#### [YOUR OBJECTIVE]
The output should be the records themselves, given again exactly.

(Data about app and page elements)
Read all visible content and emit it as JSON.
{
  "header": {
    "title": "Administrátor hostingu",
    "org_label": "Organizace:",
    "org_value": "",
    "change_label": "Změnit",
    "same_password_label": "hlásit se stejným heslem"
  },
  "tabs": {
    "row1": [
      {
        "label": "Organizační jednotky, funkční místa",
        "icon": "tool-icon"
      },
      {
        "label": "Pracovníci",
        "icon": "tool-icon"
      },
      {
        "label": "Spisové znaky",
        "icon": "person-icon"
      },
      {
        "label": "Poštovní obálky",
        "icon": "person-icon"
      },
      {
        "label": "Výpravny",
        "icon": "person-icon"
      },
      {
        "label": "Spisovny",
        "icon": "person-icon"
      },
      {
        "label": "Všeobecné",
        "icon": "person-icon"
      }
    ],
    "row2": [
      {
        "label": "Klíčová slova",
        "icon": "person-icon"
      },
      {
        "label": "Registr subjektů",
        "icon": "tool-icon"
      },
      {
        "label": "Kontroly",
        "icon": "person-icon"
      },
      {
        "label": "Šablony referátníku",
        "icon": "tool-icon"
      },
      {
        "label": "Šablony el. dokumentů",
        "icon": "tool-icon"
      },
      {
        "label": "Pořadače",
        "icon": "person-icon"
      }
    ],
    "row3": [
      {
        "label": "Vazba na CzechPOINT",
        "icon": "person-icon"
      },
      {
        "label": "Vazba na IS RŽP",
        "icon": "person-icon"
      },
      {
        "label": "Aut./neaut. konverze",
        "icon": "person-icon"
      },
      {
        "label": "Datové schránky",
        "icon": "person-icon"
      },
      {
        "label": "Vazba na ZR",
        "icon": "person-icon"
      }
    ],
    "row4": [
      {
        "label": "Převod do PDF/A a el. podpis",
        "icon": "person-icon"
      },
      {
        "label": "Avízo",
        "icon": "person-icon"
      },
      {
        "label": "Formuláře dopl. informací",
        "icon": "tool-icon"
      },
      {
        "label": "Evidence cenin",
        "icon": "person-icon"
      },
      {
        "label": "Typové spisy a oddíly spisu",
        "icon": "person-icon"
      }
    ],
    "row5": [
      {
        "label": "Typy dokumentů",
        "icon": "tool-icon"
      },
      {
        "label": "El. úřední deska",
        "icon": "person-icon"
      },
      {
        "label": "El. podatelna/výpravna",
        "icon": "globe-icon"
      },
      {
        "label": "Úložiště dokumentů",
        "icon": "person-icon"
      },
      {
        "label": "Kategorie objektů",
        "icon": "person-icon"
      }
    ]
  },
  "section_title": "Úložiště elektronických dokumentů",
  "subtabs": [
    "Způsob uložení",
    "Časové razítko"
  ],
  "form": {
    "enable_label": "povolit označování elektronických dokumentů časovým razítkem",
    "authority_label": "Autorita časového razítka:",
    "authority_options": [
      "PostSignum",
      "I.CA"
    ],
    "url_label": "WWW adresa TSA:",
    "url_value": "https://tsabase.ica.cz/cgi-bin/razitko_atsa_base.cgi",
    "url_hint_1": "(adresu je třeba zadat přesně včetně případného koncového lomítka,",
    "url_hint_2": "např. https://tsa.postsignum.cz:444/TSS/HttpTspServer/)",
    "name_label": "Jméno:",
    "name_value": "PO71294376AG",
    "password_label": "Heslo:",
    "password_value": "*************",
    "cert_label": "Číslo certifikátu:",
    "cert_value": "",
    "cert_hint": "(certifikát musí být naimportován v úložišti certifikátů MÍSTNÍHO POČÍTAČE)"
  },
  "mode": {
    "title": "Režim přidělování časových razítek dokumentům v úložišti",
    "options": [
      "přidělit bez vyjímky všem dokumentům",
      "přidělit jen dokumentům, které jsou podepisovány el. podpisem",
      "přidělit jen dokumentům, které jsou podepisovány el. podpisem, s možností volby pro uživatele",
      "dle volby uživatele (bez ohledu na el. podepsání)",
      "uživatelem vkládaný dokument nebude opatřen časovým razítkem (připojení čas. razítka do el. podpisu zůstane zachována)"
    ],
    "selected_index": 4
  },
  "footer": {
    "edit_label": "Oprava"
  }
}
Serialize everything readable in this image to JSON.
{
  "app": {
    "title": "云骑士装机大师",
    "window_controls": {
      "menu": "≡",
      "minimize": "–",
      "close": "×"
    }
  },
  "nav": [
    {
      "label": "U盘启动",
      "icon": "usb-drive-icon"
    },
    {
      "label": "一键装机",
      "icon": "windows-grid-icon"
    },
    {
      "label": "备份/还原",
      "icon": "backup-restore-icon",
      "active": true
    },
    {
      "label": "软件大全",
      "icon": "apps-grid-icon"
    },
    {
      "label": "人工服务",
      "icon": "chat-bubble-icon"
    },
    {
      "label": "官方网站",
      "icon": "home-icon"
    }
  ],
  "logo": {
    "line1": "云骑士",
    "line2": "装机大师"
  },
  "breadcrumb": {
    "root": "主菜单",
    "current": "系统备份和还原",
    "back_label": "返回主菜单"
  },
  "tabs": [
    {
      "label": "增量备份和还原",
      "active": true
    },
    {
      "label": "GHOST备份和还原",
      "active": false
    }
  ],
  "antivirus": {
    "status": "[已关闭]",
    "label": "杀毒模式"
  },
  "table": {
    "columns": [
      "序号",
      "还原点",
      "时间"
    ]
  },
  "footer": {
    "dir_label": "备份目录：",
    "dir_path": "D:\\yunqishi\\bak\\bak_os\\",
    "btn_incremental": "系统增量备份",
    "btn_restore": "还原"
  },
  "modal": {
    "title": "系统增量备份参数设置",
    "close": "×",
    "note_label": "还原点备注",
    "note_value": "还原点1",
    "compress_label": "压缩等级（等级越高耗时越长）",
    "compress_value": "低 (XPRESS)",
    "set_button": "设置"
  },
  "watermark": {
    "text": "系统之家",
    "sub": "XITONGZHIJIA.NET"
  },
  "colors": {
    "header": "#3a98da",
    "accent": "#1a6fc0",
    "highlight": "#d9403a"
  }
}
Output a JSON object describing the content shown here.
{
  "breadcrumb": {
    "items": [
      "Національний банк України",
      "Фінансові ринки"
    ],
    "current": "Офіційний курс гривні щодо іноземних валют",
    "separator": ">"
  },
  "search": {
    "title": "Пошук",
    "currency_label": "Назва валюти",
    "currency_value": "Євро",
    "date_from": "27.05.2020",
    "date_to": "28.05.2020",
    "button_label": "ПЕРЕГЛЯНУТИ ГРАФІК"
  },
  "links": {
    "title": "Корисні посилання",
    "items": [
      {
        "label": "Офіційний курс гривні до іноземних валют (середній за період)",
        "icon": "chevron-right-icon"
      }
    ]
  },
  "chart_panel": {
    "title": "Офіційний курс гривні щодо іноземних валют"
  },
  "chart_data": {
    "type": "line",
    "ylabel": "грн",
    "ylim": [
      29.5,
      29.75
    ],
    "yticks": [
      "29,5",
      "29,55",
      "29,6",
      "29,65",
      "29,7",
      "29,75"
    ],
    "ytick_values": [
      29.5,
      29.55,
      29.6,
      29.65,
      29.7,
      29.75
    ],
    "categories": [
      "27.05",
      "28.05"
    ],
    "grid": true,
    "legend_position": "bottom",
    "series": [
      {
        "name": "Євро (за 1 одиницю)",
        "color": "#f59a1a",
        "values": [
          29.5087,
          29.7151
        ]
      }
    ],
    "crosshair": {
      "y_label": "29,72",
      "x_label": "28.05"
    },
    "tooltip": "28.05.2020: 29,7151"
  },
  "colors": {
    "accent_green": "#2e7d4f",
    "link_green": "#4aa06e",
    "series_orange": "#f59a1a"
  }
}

#### [WRITTEN RESPONSE]
Read all visible content and emit it as JSON.
{
  "header": {
    "title": "Administrátor hostingu",
    "org_label": "Organizace:",
    "org_value": "",
    "change_label": "Změnit",
    "same_password_label": "hlásit se stejným heslem"
  },
  "tabs": {
    "row1": [
      {
        "label": "Organizační jednotky, funkční místa",
        "icon": "tool-icon"
      },
      {
        "label": "Pracovníci",
        "icon": "tool-icon"
      },
      {
        "label": "Spisové znaky",
        "icon": "person-icon"
      },
      {
        "label": "Poštovní obálky",
        "icon": "person-icon"
      },
      {
        "label": "Výpravny",
        "icon": "person-icon"
      },
      {
        "label": "Spisovny",
        "icon": "person-icon"
      },
      {
        "label": "Všeobecné",
        "icon": "person-icon"
      }
    ],
    "row2": [
      {
        "label": "Klíčová slova",
        "icon": "person-icon"
      },
      {
        "label": "Registr subjektů",
        "icon": "tool-icon"
      },
      {
        "label": "Kontroly",
        "icon": "person-icon"
      },
      {
        "label": "Šablony referátníku",
        "icon": "tool-icon"
      },
      {
        "label": "Šablony el. dokumentů",
        "icon": "tool-icon"
      },
      {
        "label": "Pořadače",
        "icon": "person-icon"
      }
    ],
    "row3": [
      {
        "label": "Vazba na CzechPOINT",
        "icon": "person-icon"
      },
      {
        "label": "Vazba na IS RŽP",
        "icon": "person-icon"
      },
      {
        "label": "Aut./neaut. konverze",
        "icon": "person-icon"
      },
      {
        "label": "Datové schránky",
        "icon": "person-icon"
      },
      {
        "label": "Vazba na ZR",
        "icon": "person-icon"
      }
    ],
    "row4": [
      {
        "label": "Převod do PDF/A a el. podpis",
        "icon": "person-icon"
      },
      {
        "label": "Avízo",
        "icon": "person-icon"
      },
      {
        "label": "Formuláře dopl. informací",
        "icon": "tool-icon"
      },
      {
        "label": "Evidence cenin",
        "icon": "person-icon"
      },
      {
        "label": "Typové spisy a oddíly spisu",
        "icon": "person-icon"
      }
    ],
    "row5": [
      {
        "label": "Typy dokumentů",
        "icon": "tool-icon"
      },
      {
        "label": "El. úřední deska",
        "icon": "person-icon"
      },
      {
        "label": "El. podatelna/výpravna",
        "icon": "globe-icon"
      },
      {
        "label": "Úložiště dokumentů",
        "icon": "person-icon"
      },
      {
        "label": "Kategorie objektů",
        "icon": "person-icon"
      }
    ]
  },
  "section_title": "Úložiště elektronických dokumentů",
  "subtabs": [
    "Způsob uložení",
    "Časové razítko"
  ],
  "form": {
    "enable_label": "povolit označování elektronických dokumentů časovým razítkem",
    "authority_label": "Autorita časového razítka:",
    "authority_options": [
      "PostSignum",
      "I.CA"
    ],
    "url_label": "WWW adresa TSA:",
    "url_value": "https://tsabase.ica.cz/cgi-bin/razitko_atsa_base.cgi",
    "url_hint_1": "(adresu je třeba zadat přesně včetně případného koncového lomítka,",
    "url_hint_2": "např. https://tsa.postsignum.cz:444/TSS/HttpTspServer/)",
    "name_label": "Jméno:",
    "name_value": "PO71294376AG",
    "password_label": "Heslo:",
    "password_value": "*************",
    "cert_label": "Číslo certifikátu:",
    "cert_value": "",
    "cert_hint": "(certifikát musí být naimportován v úložišti certifikátů MÍSTNÍHO POČÍTAČE)"
  },
  "mode": {
    "title": "Režim přidělování časových razítek dokumentům v úložišti",
    "options": [
      "přidělit bez vyjímky všem dokumentům",
      "přidělit jen dokumentům, které jsou podepisovány el. podpisem",
      "přidělit jen dokumentům, které jsou podepisovány el. podpisem, s možností volby pro uživatele",
      "dle volby uživatele (bez ohledu na el. podepsání)",
      "uživatelem vkládaný dokument nebude opatřen časovým razítkem (připojení čas. razítka do el. podpisu zůstane zachována)"
    ],
    "selected_index": 4
  },
  "footer": {
    "edit_label": "Oprava"
  }
}
Serialize everything readable in this image to JSON.
{
  "app": {
    "title": "云骑士装机大师",
    "window_controls": {
      "menu": "≡",
      "minimize": "–",
      "close": "×"
    }
  },
  "nav": [
    {
      "label": "U盘启动",
      "icon": "usb-drive-icon"
    },
    {
      "label": "一键装机",
      "icon": "windows-grid-icon"
    },
    {
      "label": "备份/还原",
      "icon": "backup-restore-icon",
      "active": true
    },
    {
      "label": "软件大全",
      "icon": "apps-grid-icon"
    },
    {
      "label": "人工服务",
      "icon": "chat-bubble-icon"
    },
    {
      "label": "官方网站",
      "icon": "home-icon"
    }
  ],
  "logo": {
    "line1": "云骑士",
    "line2": "装机大师"
  },
  "breadcrumb": {
    "root": "主菜单",
    "current": "系统备份和还原",
    "back_label": "返回主菜单"
  },
  "tabs": [
    {
      "label": "增量备份和还原",
      "active": true
    },
    {
      "label": "GHOST备份和还原",
      "active": false
    }
  ],
  "antivirus": {
    "status": "[已关闭]",
    "label": "杀毒模式"
  },
  "table": {
    "columns": [
      "序号",
      "还原点",
      "时间"
    ]
  },
  "footer": {
    "dir_label": "备份目录：",
    "dir_path": "D:\\yunqishi\\bak\\bak_os\\",
    "btn_incremental": "系统增量备份",
    "btn_restore": "还原"
  },
  "modal": {
    "title": "系统增量备份参数设置",
    "close": "×",
    "note_label": "还原点备注",
    "note_value": "还原点1",
    "compress_label": "压缩等级（等级越高耗时越长）",
    "compress_value": "低 (XPRESS)",
    "set_button": "设置"
  },
  "watermark": {
    "text": "系统之家",
    "sub": "XITONGZHIJIA.NET"
  },
  "colors": {
    "header": "#3a98da",
    "accent": "#1a6fc0",
    "highlight": "#d9403a"
  }
}
Output a JSON object describing the content shown here.
{
  "breadcrumb": {
    "items": [
      "Національний банк України",
      "Фінансові ринки"
    ],
    "current": "Офіційний курс гривні щодо іноземних валют",
    "separator": ">"
  },
  "search": {
    "title": "Пошук",
    "currency_label": "Назва валюти",
    "currency_value": "Євро",
    "date_from": "27.05.2020",
    "date_to": "28.05.2020",
    "button_label": "ПЕРЕГЛЯНУТИ ГРАФІК"
  },
  "links": {
    "title": "Корисні посилання",
    "items": [
      {
        "label": "Офіційний курс гривні до іноземних валют (середній за період)",
        "icon": "chevron-right-icon"
      }
    ]
  },
  "chart_panel": {
    "title": "Офіційний курс гривні щодо іноземних валют"
  },
  "chart_data": {
    "type": "line",
    "ylabel": "грн",
    "ylim": [
      29.5,
      29.75
    ],
    "yticks": [
      "29,5",
      "29,55",
      "29,6",
      "29,65",
      "29,7",
      "29,75"
    ],
    "ytick_values": [
      29.5,
      29.55,
      29.6,
      29.65,
      29.7,
      29.75
    ],
    "categories": [
      "27.05",
      "28.05"
    ],
    "grid": true,
    "legend_position": "bottom",
    "series": [
      {
        "name": "Євро (за 1 одиницю)",
        "color": "#f59a1a",
        "values": [
          29.5087,
          29.7151
        ]
      }
    ],
    "crosshair": {
      "y_label": "29,72",
      "x_label": "28.05"
    },
    "tooltip": "28.05.2020: 29,7151"
  },
  "colors": {
    "accent_green": "#2e7d4f",
    "link_green": "#4aa06e",
    "series_orange": "#f59a1a"
  }
}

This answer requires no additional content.